Creating a Culture of Peace: one less weapon at a time. A story from Mozambique by Theresa Wolfwood

The fragile peace of the impoverished African country of Mozambique rests uneasily on caches of thousands of weapons left over from sixteen years of civil war.

“Maintaining a Culture of Peace Requires an Economic Solution.”

Albino Forquilha, coordinator of the “Transforming Arms into Ploughshares” Project of the Christian Council of Churches explained to Canadian peace and development activists recently how this project helps his country. After the devastation of the civil war, Mozambique has a high level of unemployment and of violent crime. Ex-combatants, many of whom are illiterate and lack job skills feel bitter and marginalized.

A project that includes them and their knowledge of arms caches makes them feel important and rewards them with basic materials for making a living. In return for turning in weapons, the participants are given building materials, bicycles, sewing machines, seeds, tools and other equipment to help them contribute to rebuilding their own lives and their communities.

Reconciliation between supporters of FRELIMO – the governing party and RENAMO – the South African backed rebels, now a political party are an important part of the project.

Forquilha was himself a child soldier. At thirteen he was in charge of defending his school from rebel attack. Educated as an engineer in Germany, Forquilha saw that his country needed social development more than engineering and got involved in this peace project.

The UN commission at the end of the war collected 200,000 weapons but this local group knew there were many more hidden throughout the country. In its first year of operation

Lino Cut © Oona Padgham

12,000 weapons were collected. Last year over 68,000 weapons were turned in. The project which operates in only 25% of the country has been asked to expand and now donors in Canada, (CUSO is the principal donor) Japan and Germany are requested to increase their support so that more peace building equipment can be distributed.

At present only individuals are involved but plans include building community centres for needy adults to get job training, literacy classes and counseling for war trauma. Forquilha says there is a great need for information dialogue on AIDS and IV to end the traditional taboo on discussion of sexual matters. The political support for the two parties is very much a rural-urban split. The project wants to initiate a exchange of youth and to encourage a reconciliation dialogue between rural and urban youth, so that violence will not erupt again in Mozambique.

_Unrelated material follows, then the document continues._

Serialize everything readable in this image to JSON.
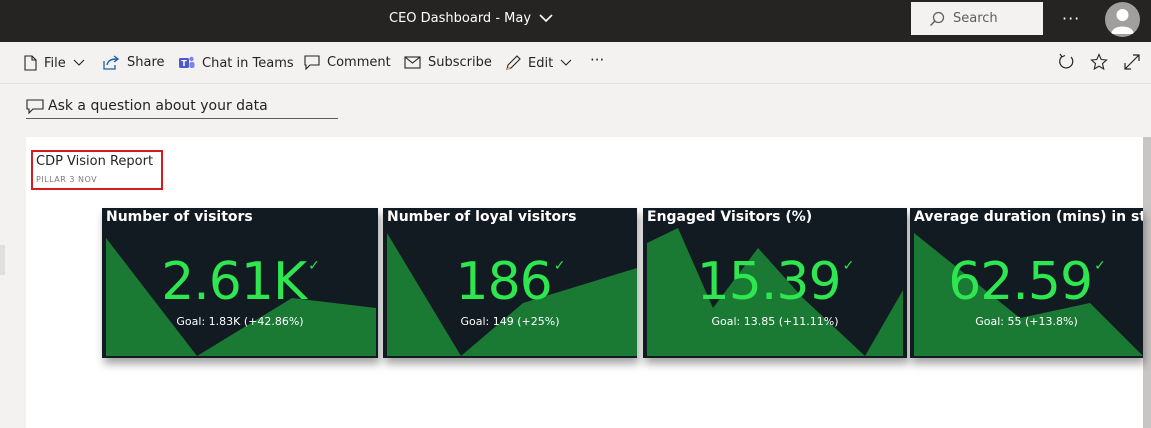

Hopes to recycle the weapons metal are unrealized because the industrial capacity to treat the metal does not exist in Mozambique. Most weapons are taken to remote dumps and blown up by the military. With the help of metal cutters some weapons are used in a unique and successful way.

Nucleo de Arte, the sculpture component of the Ploughshares project transforms weapon parts into art. This welded sculpture has been displayed and sold throughout Europe and North America. One of the artists, Gonzalo Mabunda, sees his work as highly symbolic of the power of creativity; he transforms instruments of death into objects of beauty.

There are hopes to build a peace museum to display the art, and to explain and teach the culture of peace. At present, the sculptors are all men; some women make paintings, but welding remains a male skill. More diversity might come with a museum and teaching facilities, but again economic solutions are needed. Museums are a luxury, in a land where daily life is a struggle.

One poignant example of the difficulty of building a capacity for self-development and overcoming poverty is the project of some churches. They collect war toys from children who receive biscuits in return. Peaceful toys are rare and expensive luxuries, like museums, and Forquilha worries about the flood of violent films and videos from abroad.

Forquilha addressed the neocolonialization of Africa. While the wealthy nations talk about helping Africa, Mozambique is crippled by debt repayment- 70% of its income goes for interest alone – and social restrictions imposed by IMF and World Bank. Development projects, like a massive aluminum treatment project employ a handful of locals while 99% of the profits go to rich G8 investors. Resource rich Mozambique wants equitable development and much promised debt relief to maintain its tenuous peace and give its citizens a dignified life. And, as Forquilha emphasizes, peace needs an economic solution.